In making this proposal, the historic zoning committee recommends looking forward now so Albion citizens and visitors – present and future – can look back and find something of historic significance remaining. Acceptance of the committee recommendations can be one of Albion’s landmark Bicentennial contributions.
[ Zoning Ordinance Follows, A. Purpose, B. Definitions ]
C. Establishment of the Albion Historic District
No structure shall be constructed, altered, repaired, moved or demolished nor shall any changes which could materially effect the exterior architectural features of the site within an historic district unless such action complies with the requirements set froth in section E of this act. The following areas, sites, and structures are hereby designated the Albion Historic District pursuant to the provisions of section 3 of the Historic District; enabling act for the State of Michigan, Public Act 169 (1970):
1. The area bounded by and including both sides of the street commencing at the intersection of Irwin Avenue and Eaton Street, thence East on Irwin Avenue to Superior, thence north on Superior to Austin Avenue, thence west on Austin to Eaton Street, thence south on Eaton Street to West Ash, thence east on Ash to Superior Street.
2. The area bounded by and including both sides of the streets commencing on Erie Street east from Superior Street to Ingham Street, thence North to Porter Street, thence west on Porter Street to the river, thence south to Erie Street.
3. The area including both sides of Michigan Avenue between Monroe and Fitch Streets.
4. The following historic landmarks are designated as part of the “Albion Historic District”:
Those Historical Landmarks commonly known as:
704 Irwin Avenue
Gale Factory Offices
201 Hannah Street
705 East Cass Street
1106-1108 East Michigan Avenue
308 West Erie Street
808 Haven Road

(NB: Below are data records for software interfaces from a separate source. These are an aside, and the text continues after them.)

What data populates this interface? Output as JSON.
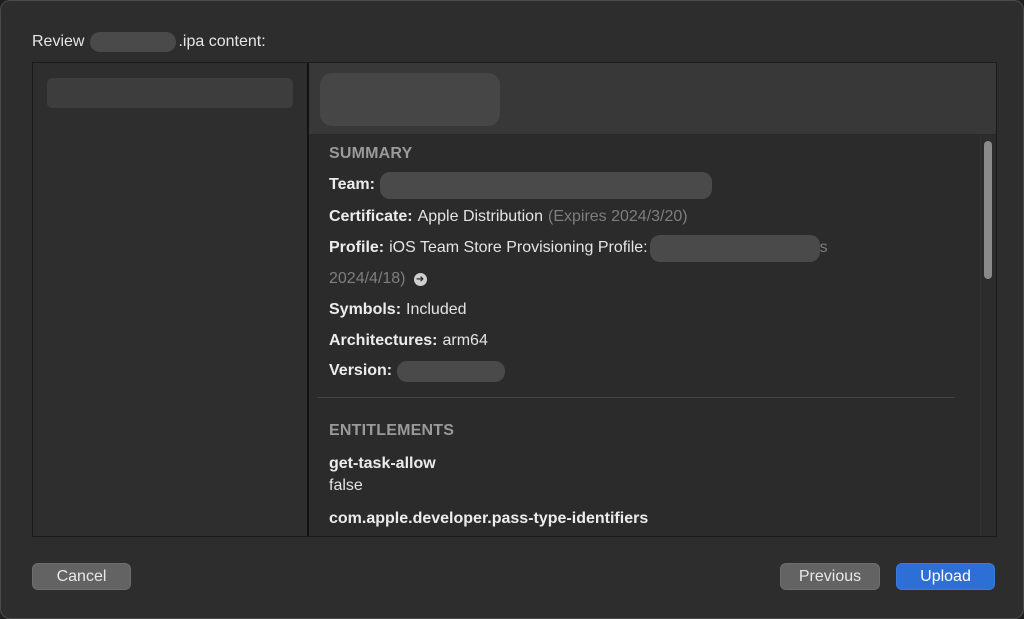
{
  "dialog": {
    "title_prefix": "Review",
    "title_suffix": ".ipa content:"
  },
  "summary": {
    "heading": "SUMMARY",
    "team_label": "Team:",
    "certificate_label": "Certificate:",
    "certificate_value": "Apple Distribution",
    "certificate_expiry": "(Expires 2024/3/20)",
    "profile_label": "Profile:",
    "profile_value": "iOS Team Store Provisioning Profile:",
    "profile_tail": "s",
    "profile_expiry": "2024/4/18)",
    "profile_link_icon": "arrow-circle-right-icon",
    "symbols_label": "Symbols:",
    "symbols_value": "Included",
    "architectures_label": "Architectures:",
    "architectures_value": "arm64",
    "version_label": "Version:"
  },
  "entitlements": {
    "heading": "ENTITLEMENTS",
    "items": [
      {
        "key": "get-task-allow",
        "value": "false"
      },
      {
        "key": "com.apple.developer.pass-type-identifiers",
        "value": ""
      }
    ]
  },
  "buttons": {
    "cancel": "Cancel",
    "previous": "Previous",
    "upload": "Upload"
  },
  "colors": {
    "accent": "#2e6fd6",
    "muted_text": "#7e7e7e",
    "section_heading": "#9a9a9a"
  }
}
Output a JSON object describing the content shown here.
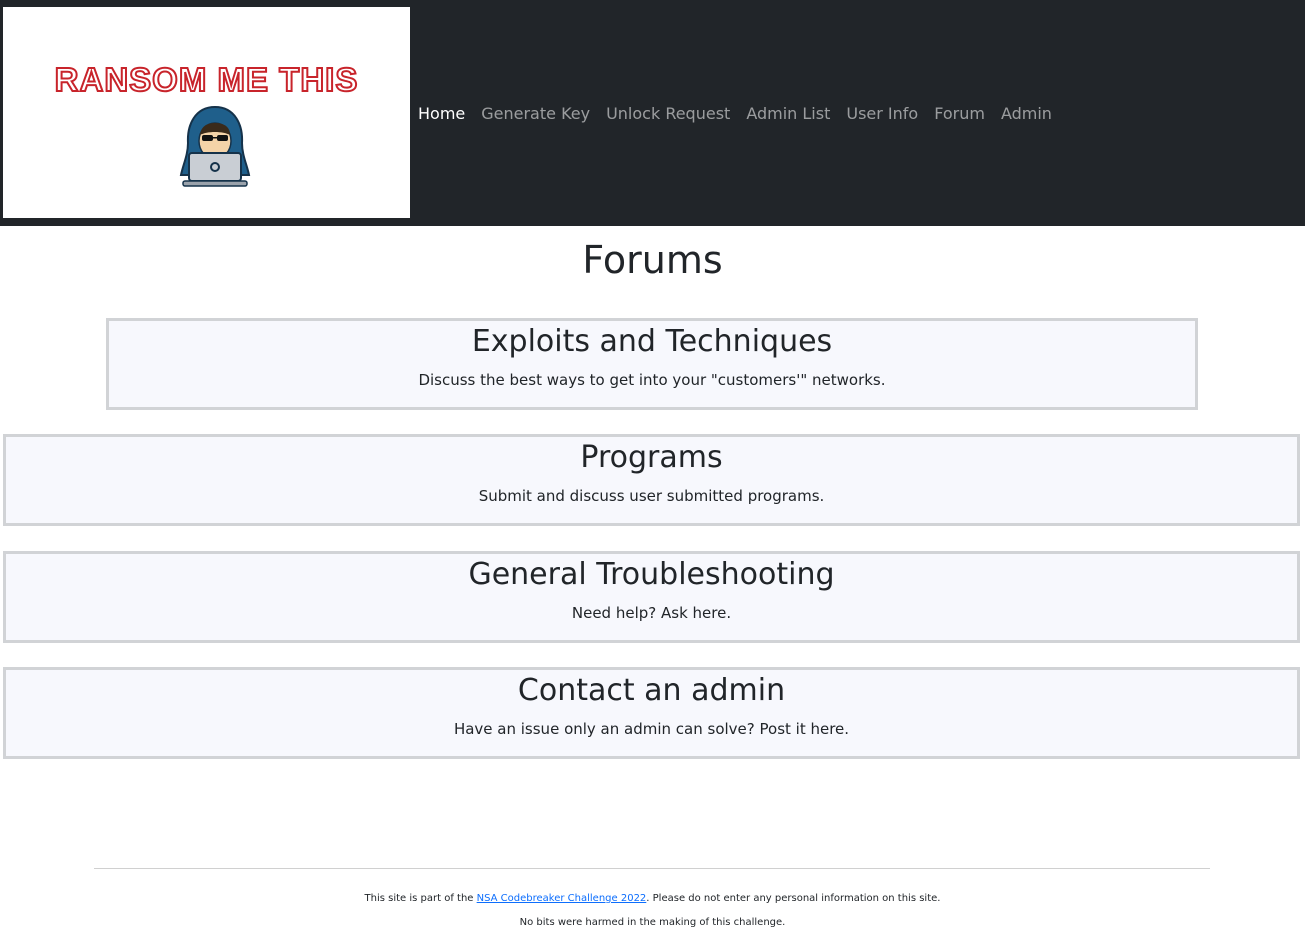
{
  "logo": {
    "text": "RANSOM ME THIS",
    "icon": "hacker-laptop-icon",
    "brand_color": "#c8242b"
  },
  "nav": {
    "items": [
      {
        "label": "Home",
        "active": true
      },
      {
        "label": "Generate Key",
        "active": false
      },
      {
        "label": "Unlock Request",
        "active": false
      },
      {
        "label": "Admin List",
        "active": false
      },
      {
        "label": "User Info",
        "active": false
      },
      {
        "label": "Forum",
        "active": false
      },
      {
        "label": "Admin",
        "active": false
      }
    ]
  },
  "main": {
    "title": "Forums",
    "forums": [
      {
        "title": "Exploits and Techniques",
        "description": "Discuss the best ways to get into your \"customers'\" networks."
      },
      {
        "title": "Programs",
        "description": "Submit and discuss user submitted programs."
      },
      {
        "title": "General Troubleshooting",
        "description": "Need help? Ask here."
      },
      {
        "title": "Contact an admin",
        "description": "Have an issue only an admin can solve? Post it here."
      }
    ]
  },
  "footer": {
    "line1_prefix": "This site is part of the ",
    "line1_link": "NSA Codebreaker Challenge 2022",
    "line1_suffix": ". Please do not enter any personal information on this site.",
    "line2": "No bits were harmed in the making of this challenge."
  },
  "colors": {
    "navbar_bg": "#212529",
    "card_bg": "#f7f8fd",
    "card_border": "#d1d3d6",
    "link": "#0d6efd"
  }
}
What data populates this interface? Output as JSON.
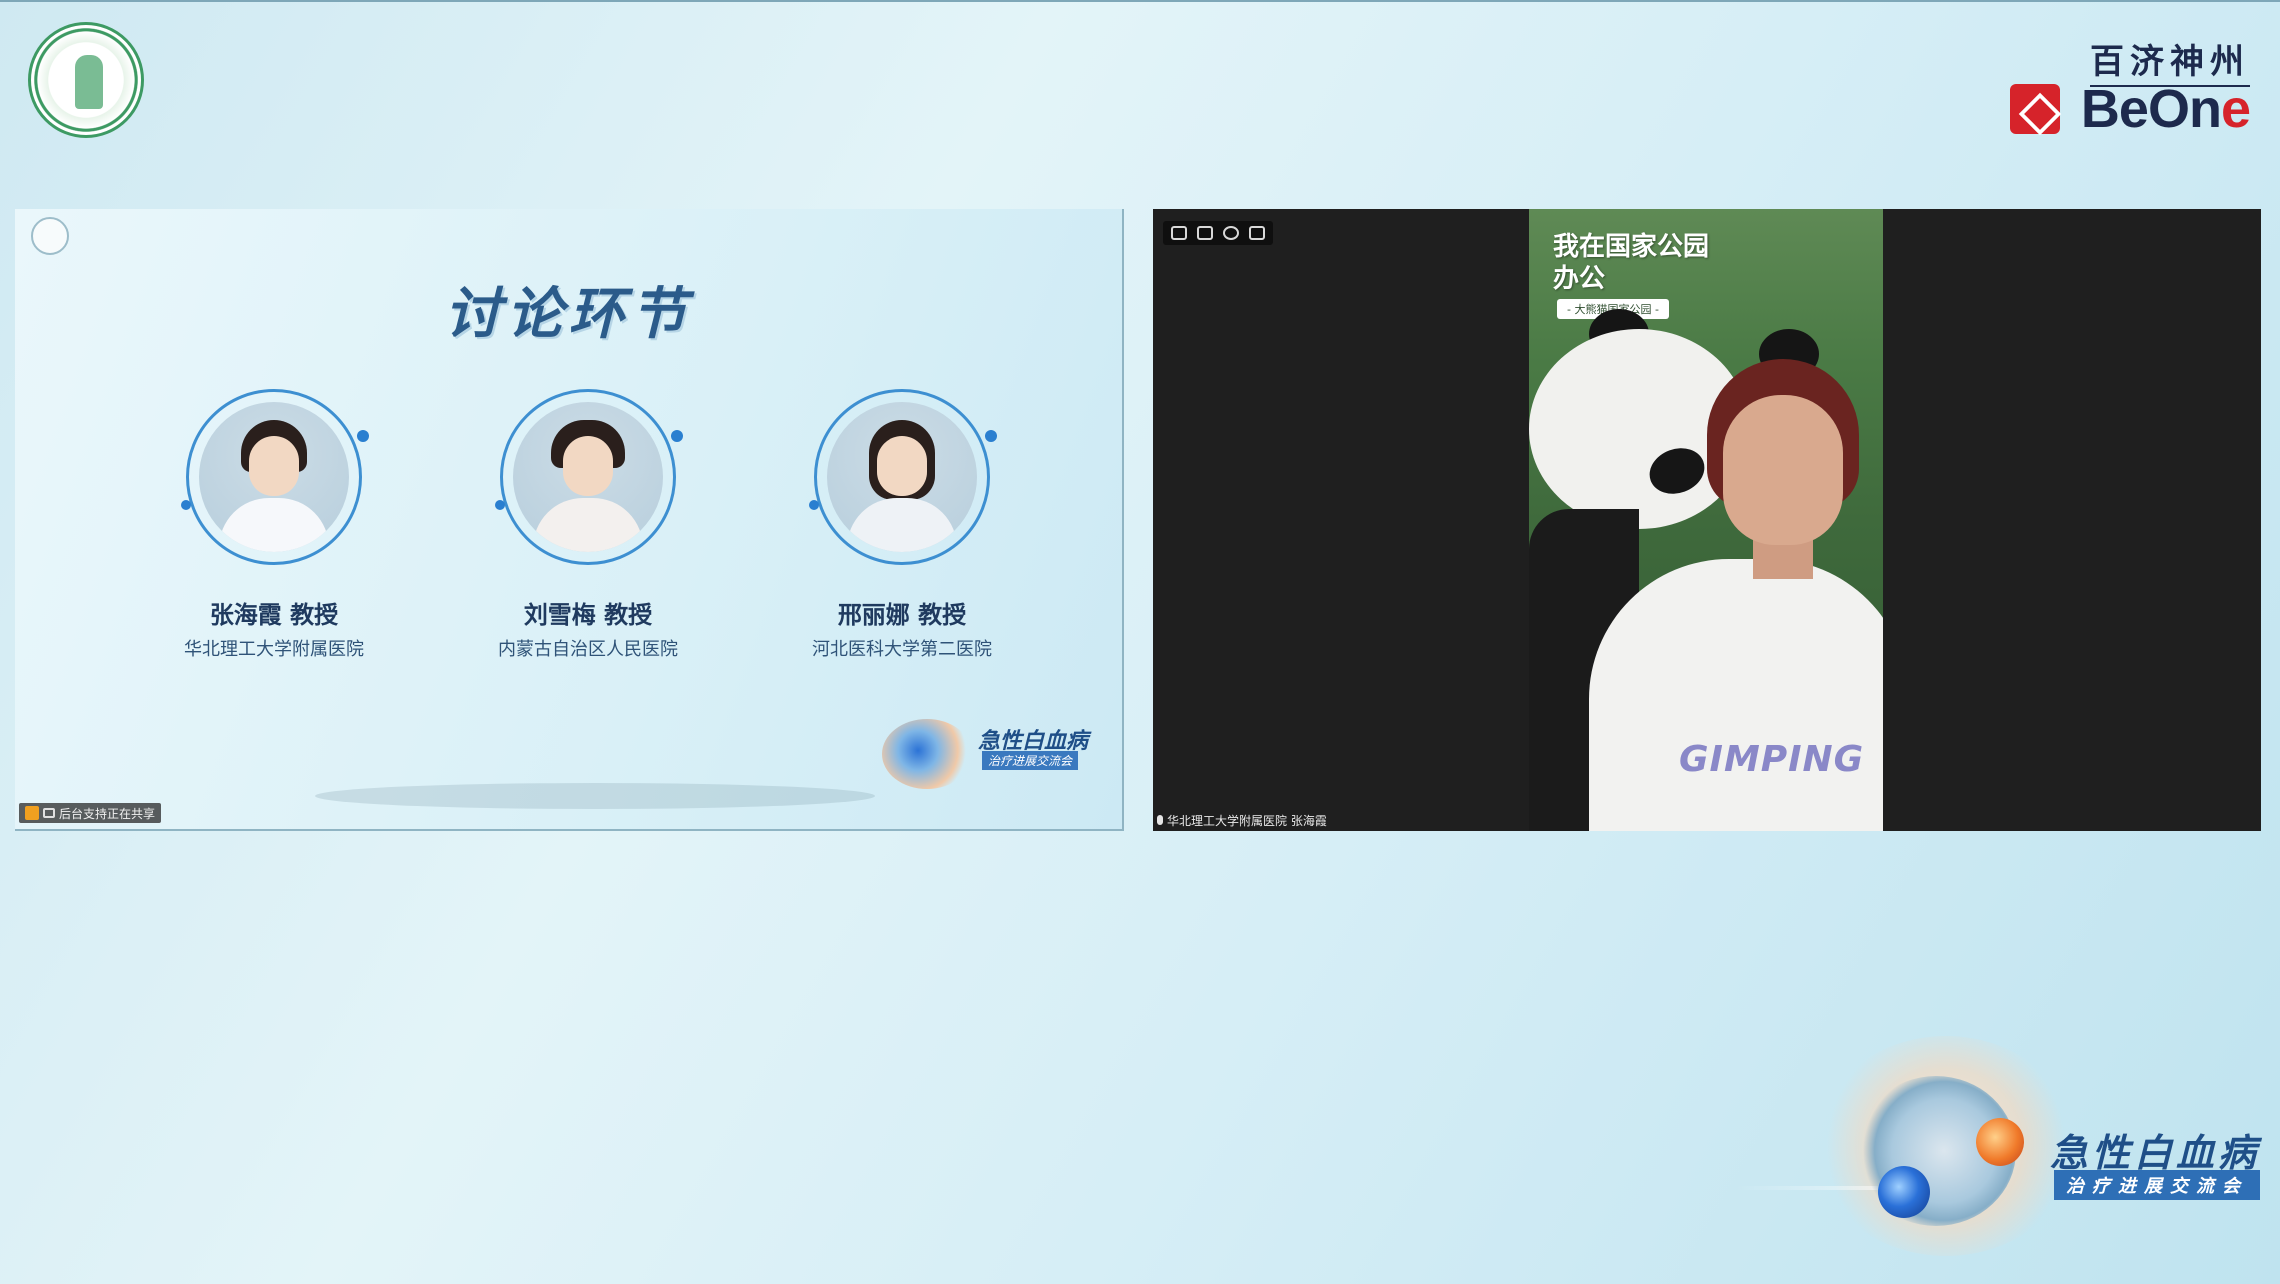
{
  "brand": {
    "cn": "百济神州",
    "en_prefix": "BeOn",
    "en_suffix": "e"
  },
  "slide": {
    "title": "讨论环节",
    "speakers": [
      {
        "name": "张海霞 教授",
        "org": "华北理工大学附属医院"
      },
      {
        "name": "刘雪梅 教授",
        "org": "内蒙古自治区人民医院"
      },
      {
        "name": "邢丽娜 教授",
        "org": "河北医科大学第二医院"
      }
    ],
    "event_title": "急性白血病",
    "event_sub": "治疗进展交流会",
    "share_status": "后台支持正在共享"
  },
  "video": {
    "background_title": "我在国家公园办公",
    "background_sub": "- 大熊猫国家公园 -",
    "shirt_print": "GIMPING",
    "participant_label": "华北理工大学附属医院 张海霞"
  },
  "event": {
    "title": "急性白血病",
    "sub": "治疗进展交流会"
  },
  "colors": {
    "brand_red": "#d6232a",
    "brand_navy": "#1d2a4d",
    "title_blue": "#2b5b8a",
    "accent_blue": "#2e6fb6"
  }
}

Paul Ewbank House, Haven Road
314 Burr Oak Street
[ D. Historic District Commission ]
A. Sites of exceptional historical or architectural importance on a community and state level. These sites are mostly original and, generally speaking, over 75 years old. They should be protected from demolition or alteration at all costs and restoration projects should be encouraged.
B. Sites of lesser historical or architectural importance to the community but which contribute significantly to the cultural heritage and visual quality of the city. This category would include older (pre-1900) buildings which have been extensively altered and twentieth century buildings which are of value to the community. They should be protected against further deterioration and restoration should be encouraged, particularly of altered areas.
C. Sites of minor historical or architectural importance. They contribute to the nature of their neighborhood and restoration and renovation projects should be encouraged to protect the character of the district. Sites in this category would include older buildings of non-distinctive style or sites altered almost beyond hope of restoration. However, some have potential to be moved up to the next category after restoration.
The following buildings and sites within the city of Albion are considered to be of special architectural or historical value to the city and are presently reasonably intact. Careful consideration should be given to any proposed changes in these structures
215 Austin Avenue (including barn)
314 Burr Oak Street
705 Cass Street
405 Cedar Street
713-719 N. Clinton Street
412 S. Clinton Street
300 North (Railroad Station and Freight Depot)
Historic District Zoning Report Memo, Jerry Peeler, October 14, 1975
There are 2,925 residential and commercial structure in the City of Albion. The total number of structures included in the proposed historic district is 359. The breakdown is as follows:
88 – B Sites
These are of lesser historical or architectural importance, but still contribute significantly to its cultural heritage and visual quality. Usually pre-1900 buildings which have been extensively altered.
113 – D Sites
Of no historical or architectural significance.